> _EXERCISE OBJECTIVE_: Scan the records below, and wherever a line has the word "string", pull it out.

[Source data]
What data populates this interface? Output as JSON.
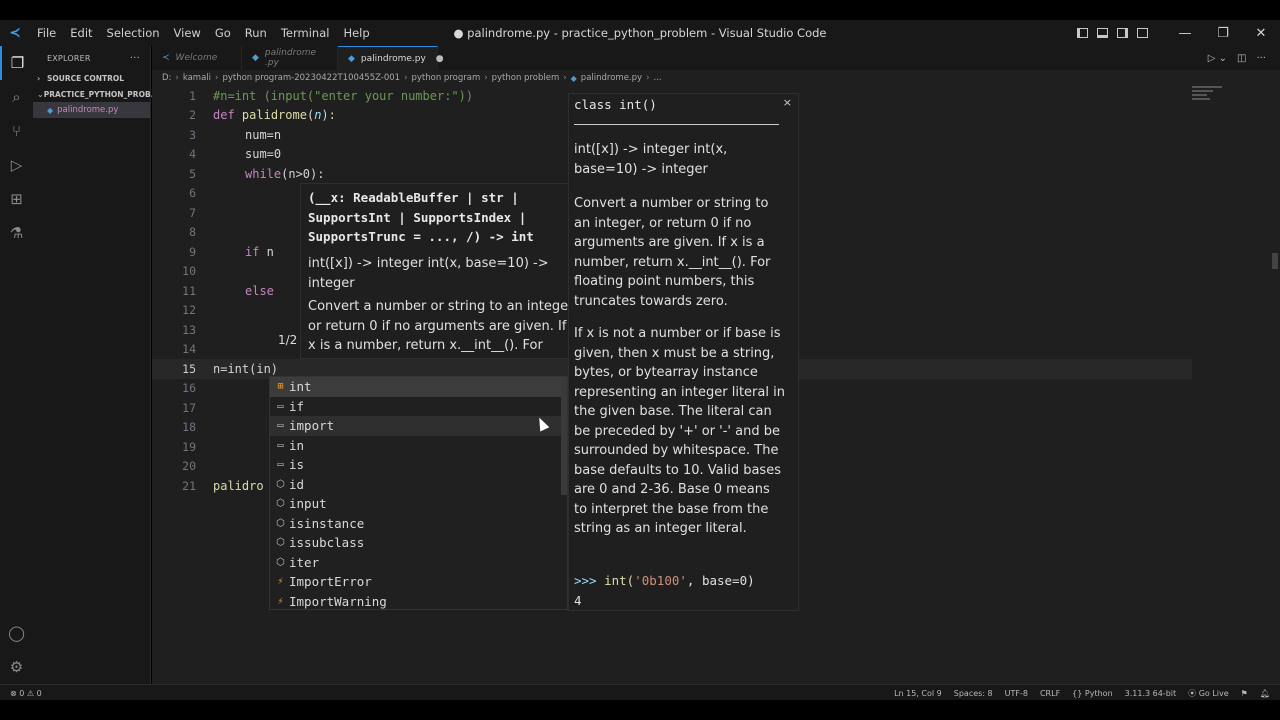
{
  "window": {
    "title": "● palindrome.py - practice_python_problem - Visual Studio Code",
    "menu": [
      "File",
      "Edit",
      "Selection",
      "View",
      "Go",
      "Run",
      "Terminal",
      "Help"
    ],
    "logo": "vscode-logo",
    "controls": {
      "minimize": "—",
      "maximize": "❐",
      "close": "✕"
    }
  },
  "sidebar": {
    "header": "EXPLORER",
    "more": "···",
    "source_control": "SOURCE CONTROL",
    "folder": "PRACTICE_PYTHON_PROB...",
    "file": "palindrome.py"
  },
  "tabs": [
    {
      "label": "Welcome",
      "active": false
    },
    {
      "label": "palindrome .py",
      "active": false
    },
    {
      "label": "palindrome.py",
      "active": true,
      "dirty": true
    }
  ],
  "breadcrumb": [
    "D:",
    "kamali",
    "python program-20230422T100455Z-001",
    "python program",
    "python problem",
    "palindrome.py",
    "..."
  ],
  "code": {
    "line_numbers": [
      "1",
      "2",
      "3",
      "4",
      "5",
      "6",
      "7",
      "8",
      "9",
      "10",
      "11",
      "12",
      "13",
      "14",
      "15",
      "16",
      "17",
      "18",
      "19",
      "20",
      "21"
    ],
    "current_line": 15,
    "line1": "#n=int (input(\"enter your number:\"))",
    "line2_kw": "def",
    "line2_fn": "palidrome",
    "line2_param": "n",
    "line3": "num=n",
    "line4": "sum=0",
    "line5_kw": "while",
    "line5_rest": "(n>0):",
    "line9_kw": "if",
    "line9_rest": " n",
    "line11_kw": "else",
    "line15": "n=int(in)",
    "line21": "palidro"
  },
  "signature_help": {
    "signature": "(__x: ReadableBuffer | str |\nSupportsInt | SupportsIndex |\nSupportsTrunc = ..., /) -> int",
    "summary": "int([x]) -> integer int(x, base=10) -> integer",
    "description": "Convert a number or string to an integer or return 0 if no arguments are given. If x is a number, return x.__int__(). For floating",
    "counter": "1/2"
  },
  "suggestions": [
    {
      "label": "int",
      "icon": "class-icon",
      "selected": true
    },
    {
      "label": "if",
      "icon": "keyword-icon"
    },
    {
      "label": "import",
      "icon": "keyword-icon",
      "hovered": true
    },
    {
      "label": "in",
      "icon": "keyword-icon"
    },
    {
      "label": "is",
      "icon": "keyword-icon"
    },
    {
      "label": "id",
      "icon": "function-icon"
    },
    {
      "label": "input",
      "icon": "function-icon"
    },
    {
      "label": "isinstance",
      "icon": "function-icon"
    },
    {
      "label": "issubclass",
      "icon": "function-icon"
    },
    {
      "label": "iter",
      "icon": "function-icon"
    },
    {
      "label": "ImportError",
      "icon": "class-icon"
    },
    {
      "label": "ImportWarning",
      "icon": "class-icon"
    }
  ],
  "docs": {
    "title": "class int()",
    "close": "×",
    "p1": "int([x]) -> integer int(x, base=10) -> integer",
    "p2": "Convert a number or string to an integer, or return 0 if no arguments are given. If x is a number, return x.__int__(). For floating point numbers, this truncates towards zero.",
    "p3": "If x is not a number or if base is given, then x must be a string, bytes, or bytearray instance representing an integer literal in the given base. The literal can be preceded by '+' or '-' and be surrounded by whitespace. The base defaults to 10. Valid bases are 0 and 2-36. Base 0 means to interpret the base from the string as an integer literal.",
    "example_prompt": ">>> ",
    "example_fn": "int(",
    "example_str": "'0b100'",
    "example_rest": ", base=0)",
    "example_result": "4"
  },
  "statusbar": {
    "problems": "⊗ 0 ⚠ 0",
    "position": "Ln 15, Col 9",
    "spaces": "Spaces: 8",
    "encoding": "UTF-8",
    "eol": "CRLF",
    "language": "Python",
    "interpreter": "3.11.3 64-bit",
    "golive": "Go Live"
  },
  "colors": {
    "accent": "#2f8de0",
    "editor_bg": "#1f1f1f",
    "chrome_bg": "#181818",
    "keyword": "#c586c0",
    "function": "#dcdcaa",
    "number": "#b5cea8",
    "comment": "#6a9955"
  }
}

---

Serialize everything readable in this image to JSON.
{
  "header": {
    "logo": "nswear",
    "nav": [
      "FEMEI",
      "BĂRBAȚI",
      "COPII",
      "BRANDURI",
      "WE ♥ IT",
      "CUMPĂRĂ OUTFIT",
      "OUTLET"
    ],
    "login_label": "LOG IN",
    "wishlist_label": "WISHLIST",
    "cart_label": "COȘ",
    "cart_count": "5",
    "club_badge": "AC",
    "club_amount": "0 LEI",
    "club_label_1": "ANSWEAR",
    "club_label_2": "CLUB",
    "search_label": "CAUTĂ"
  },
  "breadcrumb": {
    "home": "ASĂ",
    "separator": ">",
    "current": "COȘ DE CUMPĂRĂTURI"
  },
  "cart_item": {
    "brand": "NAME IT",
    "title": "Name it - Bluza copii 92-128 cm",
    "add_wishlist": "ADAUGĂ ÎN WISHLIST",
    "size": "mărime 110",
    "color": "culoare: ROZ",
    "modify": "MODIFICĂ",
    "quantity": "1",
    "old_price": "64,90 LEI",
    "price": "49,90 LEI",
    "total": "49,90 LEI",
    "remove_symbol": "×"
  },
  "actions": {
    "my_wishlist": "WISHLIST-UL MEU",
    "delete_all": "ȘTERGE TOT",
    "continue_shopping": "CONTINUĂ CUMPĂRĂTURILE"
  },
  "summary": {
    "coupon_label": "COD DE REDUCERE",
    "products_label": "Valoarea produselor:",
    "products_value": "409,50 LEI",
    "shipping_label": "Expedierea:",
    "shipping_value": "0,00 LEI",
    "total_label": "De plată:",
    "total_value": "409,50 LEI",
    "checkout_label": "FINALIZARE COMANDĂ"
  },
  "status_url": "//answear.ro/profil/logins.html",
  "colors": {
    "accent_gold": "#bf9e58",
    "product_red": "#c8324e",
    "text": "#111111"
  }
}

> _ANSWER SPACE_:
    "description": "Convert a number or string to an integer or return 0 if no arguments are given. If x is a number, return x.__int__(). For floating",
    "p2": "Convert a number or string to an integer, or return 0 if no arguments are given. If x is a number, return x.__int__(). For floating point numbers, this truncates towards zero.",
    "p3": "If x is not a number or if base is given, then x must be a string, bytes, or bytearray instance representing an integer literal in the given base. The literal can be preceded by '+' or '-' and be surrounded by whitespace. The base defaults to 10. Valid bases are 0 and 2-36. Base 0 means to interpret the base from the string as an integer literal.",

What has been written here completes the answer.